Francisco Lindor said Monday morning he’s open to negotiating a long-term contract with the New York Mets. But the four-time American League All-Star shortstop, who can become a free agent after the season, added this caveat: Negotiations need to be concluded by the end of spring training.
“I have never negotiated a contract during the season. Never,” Lindor said during an introductory Zoom conference with the media. “I like to do it before spring training, but once it gets to the point in spring training, it’s time to enjoy the ride and focus on winning. That’s the only thing I should be focusing on, not what I’m going to get, how much money I’m going to get, just focusing on my task.”
The Mets obtained Lindor and pitcher Carlos Carrasco in a deal last week with the Cleveland Indians for shortstop Amed Rosario and three prospects, inheriting a combined $31.5 million in contracts this season, $19.5 million for Lindor and $12 million for Carrasco. At $162 million, the Mets now have the third highest player payroll in Major League Baseball, behind the defending World Series champion Dodgers at $189.6 million, and the cross-borough Yankees at $166.8 million.
The luxury tax threshold this year is $210 million, a figure new owner Steve Cohen said he’s reticent about exceeding this season.
“I think at some point we will, but maybe not this season,” Cohen told the New York Post last month. “I’m not afraid to go over it, but you want to have flexibility on our payroll. Long-term contracts can limit a team’s ability going forward.”
That was well before the team’s baseball operations brass, Sandy Alderson and Jared Porter, swung the deal for the 27-year-old Lindor, a .285 hitter and one of the top players in baseball. There’s about a month before pitchers and catchers are supposed to report to camps–set to begin Feb. 16 in Florida and Arizona– which puts Lindor and the Mets on the clock.
The Dodgers signed pending free agent Mookie Betts to a 12-year, $365 million contract last July 28 before the MVP outfielder had even played an inning for them at the start of the 60-game COVID-abbreviated season. Betts helped lead the Dodgers to their first World Series win since 1988.
The Mets haven’t won since 1986. Like Betts, Lindor has that beaming smile and an infectious personality that can have a profound effect on any clubhouse. Like Lindor, the Dodgers obtained Betts along with pitcher David Price in a trade with the Red Sox just prior to spring training 1.0 last February 10.
Like the Dodgers, the Mets have the money. The Dodgers’ ownership group, Guggenheim Baseball Management, represents a hedge fund that manages $500 billion in assets. Cohen, who purchased the Mets for $2.42 billion from Fred Wilpon last Nov. 6, is personally worth $13 billion.

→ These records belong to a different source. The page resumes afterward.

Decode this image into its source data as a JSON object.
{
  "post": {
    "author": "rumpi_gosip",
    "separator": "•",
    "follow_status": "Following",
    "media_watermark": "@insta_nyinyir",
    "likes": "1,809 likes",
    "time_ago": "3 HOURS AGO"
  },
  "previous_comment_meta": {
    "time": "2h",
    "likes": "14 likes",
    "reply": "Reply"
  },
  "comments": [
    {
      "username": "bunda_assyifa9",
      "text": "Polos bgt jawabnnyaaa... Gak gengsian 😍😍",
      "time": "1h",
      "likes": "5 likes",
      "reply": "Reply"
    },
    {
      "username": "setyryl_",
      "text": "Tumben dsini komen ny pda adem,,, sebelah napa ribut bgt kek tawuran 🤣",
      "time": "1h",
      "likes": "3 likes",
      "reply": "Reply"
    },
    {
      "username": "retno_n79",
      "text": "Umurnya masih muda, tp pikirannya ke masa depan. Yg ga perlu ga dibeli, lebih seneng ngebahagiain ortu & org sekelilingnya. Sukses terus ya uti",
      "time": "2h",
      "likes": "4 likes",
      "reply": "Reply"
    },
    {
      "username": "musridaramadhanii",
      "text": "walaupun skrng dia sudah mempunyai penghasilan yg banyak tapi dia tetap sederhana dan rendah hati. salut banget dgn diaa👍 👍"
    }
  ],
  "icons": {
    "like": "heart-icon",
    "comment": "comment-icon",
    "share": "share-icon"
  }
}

Lindor said he’s certainly open to remaining with the Mets, just as he wanted to stay in Cleveland, although those discussions went nowhere.
“To all those fans out there, I live life day by day,” Lindor said. “I’m extremely happy and excited about what’s happening right now, but I haven’t really sat down and talked to anybody. Yeah, I had welcoming conversations, and I’m excited about it. I can’t wait. I have never been against signing an extension. I have never been against signing long term. I’m sure there will be some conversations. We’ll see what happens.”
Under Cohen’s watch, the Mets had previously signed free agent catcher James McCann for four years, $40.6 million, including $8.15 million for this season. McCann’s deal is the longest contract for a Major League free agent thus far this offseason. Nearly 300 players are still unsigned, including the top quartet of starting pitcher Trevor Bauer, outfielder George Springer, infielder D.J. LeMahieu and catcher J.T. Realmuto.
Lindor and the Mets have to weigh the issue of this year’s collective bargaining for a new Basic Agreement. The current five-year deal expires on Dec. 1, and there’s a chance that if a new deal is not agreed to by then, the owners could lock out the players for the 2022 season.
Under those circumstances, Lindor may not want to be in the open market, signing a short-term extension while the labor issues are resolved.
“Well, look, we’ve got Francisco for a year,” Alderson, back with the Mets as president of baseball operations, said last week. “We hope he’s fantastic in 2021. There’s every reason to talk to him about some long-term arrangement. Not getting into that [right now], we feel comfortable. We’ll see where it goes.”